§ Task to complete
The answer must consist of every line below that holds the word "call".
**** Data provided
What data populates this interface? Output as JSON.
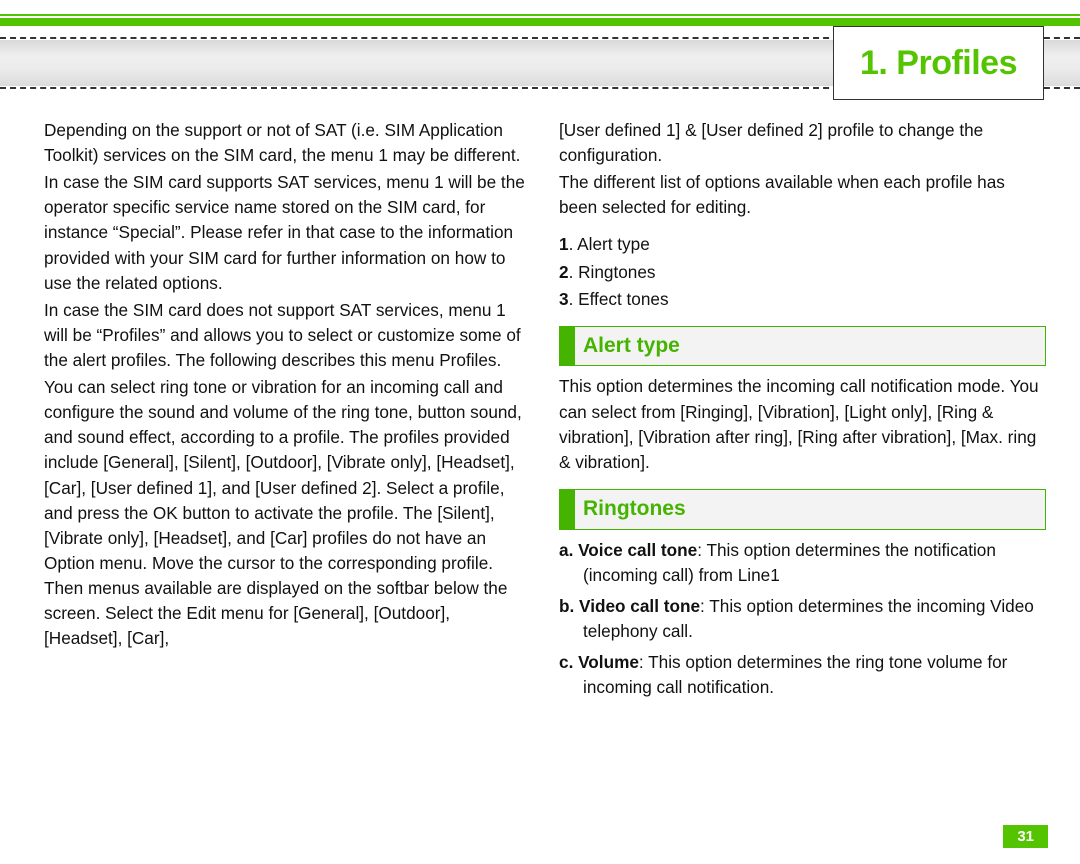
{
  "chapter": "1. Profiles",
  "page_number": "31",
  "left": {
    "p1": "Depending on the support or not of SAT (i.e. SIM Application Toolkit) services on the SIM card, the menu 1 may be different.",
    "p2": "In case the SIM card supports SAT services, menu 1 will be the operator specific service name stored on the SIM card, for instance “Special”. Please refer in that case to the information provided with your SIM card for further information on how to use the related options.",
    "p3": "In case the SIM card does not support SAT services, menu 1 will be “Profiles” and allows you to select or customize some of the alert profiles. The following describes this menu Profiles.",
    "p4": "You can select ring tone or vibration for an incoming call and configure the sound and volume of the ring tone, button sound, and sound effect, according to a profile. The profiles provided include [General], [Silent], [Outdoor], [Vibrate only], [Headset], [Car], [User defined 1], and [User defined 2]. Select a profile, and press the OK button to activate the profile. The [Silent], [Vibrate only], [Headset], and [Car] profiles do not have an Option menu. Move the cursor to the corresponding profile. Then menus available are displayed on the softbar below the screen. Select the Edit menu for [General], [Outdoor], [Headset], [Car],"
  },
  "right": {
    "intro1": "[User defined 1] & [User defined 2] profile to change the configuration.",
    "intro2": "The different list of options available when each profile has been selected for editing.",
    "options": {
      "a": ". Alert type",
      "b": ". Ringtones",
      "c": ". Effect tones",
      "n1": "1",
      "n2": "2",
      "n3": "3"
    },
    "alert_type_header": "Alert type",
    "alert_type_body": "This option determines the incoming call notification mode. You can select from [Ringing], [Vibration], [Light only], [Ring & vibration], [Vibration after ring], [Ring after vibration], [Max. ring & vibration].",
    "ringtones_header": "Ringtones",
    "ringtones": {
      "a_label": "a",
      "a_bold": ". Voice call tone",
      "a_rest": ": This option determines the notification (incoming call) from Line1",
      "b_label": "b",
      "b_bold": ". Video call tone",
      "b_rest": ": This option determines the incoming Video telephony call.",
      "c_label": "c",
      "c_bold": ". Volume",
      "c_rest": ": This option determines the ring tone volume for incoming call notification."
    }
  }
}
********
§ Expected answer
    "p4": "You can select ring tone or vibration for an incoming call and configure the sound and volume of the ring tone, button sound, and sound effect, according to a profile. The profiles provided include [General], [Silent], [Outdoor], [Vibrate only], [Headset], [Car], [User defined 1], and [User defined 2]. Select a profile, and press the OK button to activate the profile. The [Silent], [Vibrate only], [Headset], and [Car] profiles do not have an Option menu. Move the cursor to the corresponding profile. Then menus available are displayed on the softbar below the screen. Select the Edit menu for [General], [Outdoor], [Headset], [Car],"
    "alert_type_body": "This option determines the incoming call notification mode. You can select from [Ringing], [Vibration], [Light only], [Ring & vibration], [Vibration after ring], [Ring after vibration], [Max. ring & vibration].",
      "a_bold": ". Voice call tone",
      "a_rest": ": This option determines the notification (incoming call) from Line1",
      "b_bold": ". Video call tone",
      "b_rest": ": This option determines the incoming Video telephony call.",
      "c_rest": ": This option determines the ring tone volume for incoming call notification."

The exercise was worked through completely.